If you use Facebook to check up on how well everybody else is doing, you may feel envious, and then depressed. “Social comparison” is a crucial part of the equation. Multiple studies agree that it goes hand-in-hand with depressed feelings and time spent on Facebook. When you check up on the Facebook profile of someone you considered your peer, but then judge that they’re doing better than you, that also elicits envy. Even if you think you have a positive outlook, be aware that you’re probably comparing yourself to your friends, and realize that everybody is posting their most positive experiences and accomplishments.
7. Your internet usage may change when you’re depressed — which may just reinforce the same patterns of behavior

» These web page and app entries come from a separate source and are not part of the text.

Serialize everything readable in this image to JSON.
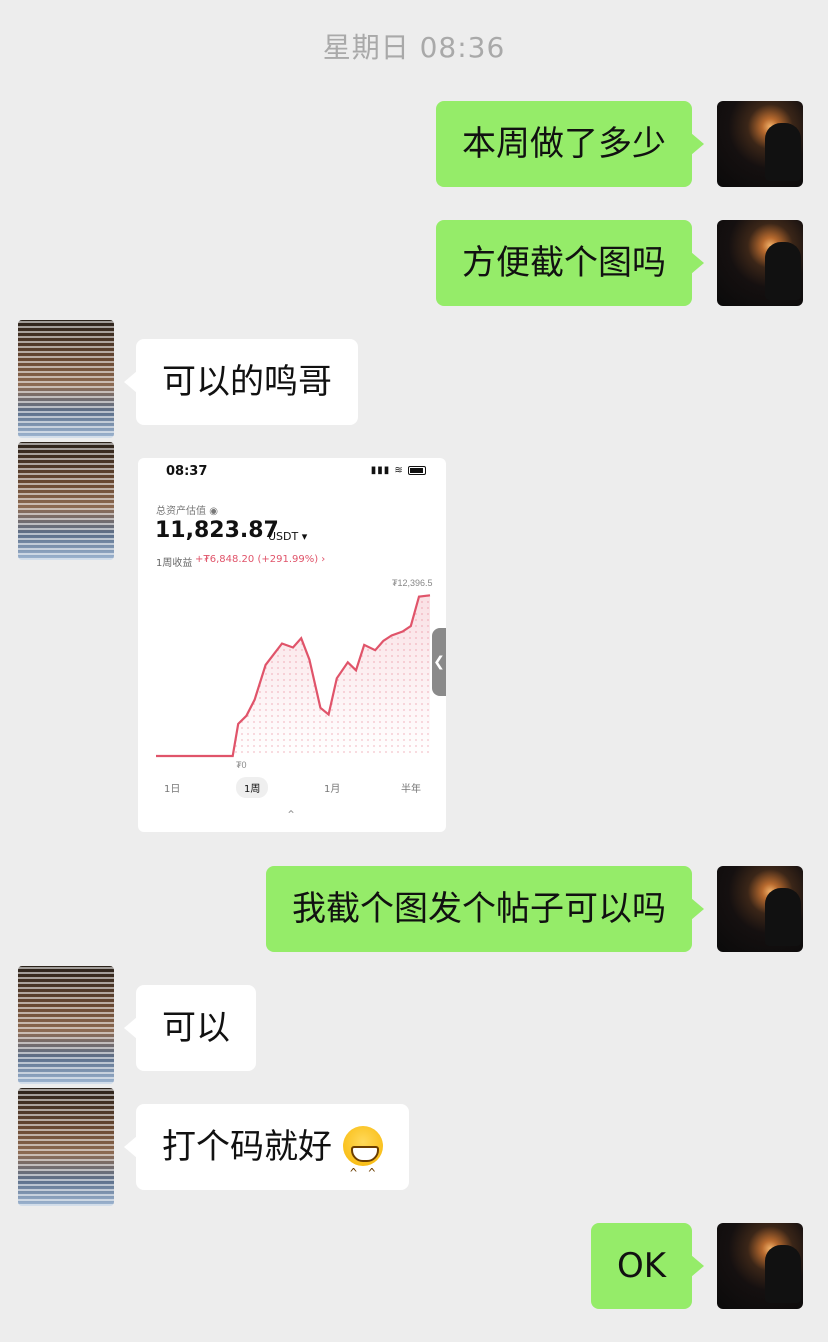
{
  "header": {
    "timestamp": "星期日 08:36"
  },
  "messages": [
    {
      "side": "right",
      "text": "本周做了多少"
    },
    {
      "side": "right",
      "text": "方便截个图吗"
    },
    {
      "side": "left",
      "text": "可以的鸣哥"
    },
    {
      "side": "left",
      "type": "image"
    },
    {
      "side": "right",
      "text": "我截个图发个帖子可以吗"
    },
    {
      "side": "left",
      "text": "可以"
    },
    {
      "side": "left",
      "text": "打个码就好",
      "emoji": "grinning-face-icon"
    },
    {
      "side": "right",
      "text": "OK"
    }
  ],
  "screenshot": {
    "time": "08:37",
    "label": "总资产估值",
    "value": "11,823.87",
    "unit": "USDT ▾",
    "pnl_label": "1周收益",
    "pnl_value": "+₮6,848.20 (+291.99%) ›",
    "high_label": "₮12,396.5",
    "low_label": "₮0",
    "tabs": [
      "1日",
      "1周",
      "1月",
      "半年"
    ],
    "active_tab": "1周",
    "handle": "❮",
    "chevron": "⌃",
    "accent": "#e0546a"
  },
  "chart_data": {
    "type": "line",
    "ylim": [
      0,
      12396.5
    ],
    "x": [
      0,
      5,
      10,
      15,
      20,
      25,
      28,
      30,
      33,
      36,
      40,
      43,
      46,
      50,
      53,
      56,
      60,
      63,
      66,
      70,
      73,
      76,
      80,
      83,
      86,
      90,
      93,
      96,
      100
    ],
    "values": [
      0,
      0,
      0,
      0,
      0,
      0,
      0,
      2400,
      3000,
      4200,
      6800,
      7600,
      8400,
      8100,
      8800,
      7200,
      3600,
      3100,
      5800,
      7000,
      6400,
      8300,
      7900,
      8600,
      9000,
      9300,
      9700,
      11900,
      12000
    ]
  }
}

Research on how your internet usage changes when you’re depressed may not explain why the internet is making you sad, but it does provide some interesting insight into how you may use the internet when you’re depressed. Sriram Chellappan and Raghavendra Kotikalapudi reported for The New York Times that according to their research, people “who showed signs of depression tended to use the Internet differently from those who showed no symptoms of depression.” People who were depressed were more likely to download movie and music files. They tended to engage in very high email usage (which coincides with research showing that frequent email checking may relate to high levels of anxiety).
Additionally, they tended to frequently switch among applications, which could indicate difficulty concentrating (which is a depressive symptom in itself). Other characteristic features of depressive internet behavior included increased amounts of video watching, gaming, and chatting. Avoiding internet-related activities that are correlated with depression likely won’t make you happier. But the study does make you realize that turning to the internet probably isn’t helping you deal with your mood, whether you’re depressed or are just having an off day.
8. The internet may make you sad, but it can also improve your mood — at least for a little while
Chris Morris-Lent for Gawker makes an elegant case for the many ways in which the internet causes depression. He explains, “The internet is a miserable place, and, as always, it raises questions: If our fictional selves are worse, why do we bother participating at all? And what kind of person is at his finest when staring at a screen?” But in exploring the ways in which consuming and creating content on the internet will make you sad, he ultimately comes to this conclusion: “The internet creates the symptoms of depression, but it can also treat them.”
Morris-Lent posits, “Games, health, finance, news, and commercial articles together can deaden depression almost as much as they bring it about. I lived that reality for two and a half years, while on antidepressants. The internet is depressing, but it is also antidepressing.” Ultimately, preserving and protecting your mental health would likely be easier without the internet to contend with. But where would the fun be in that?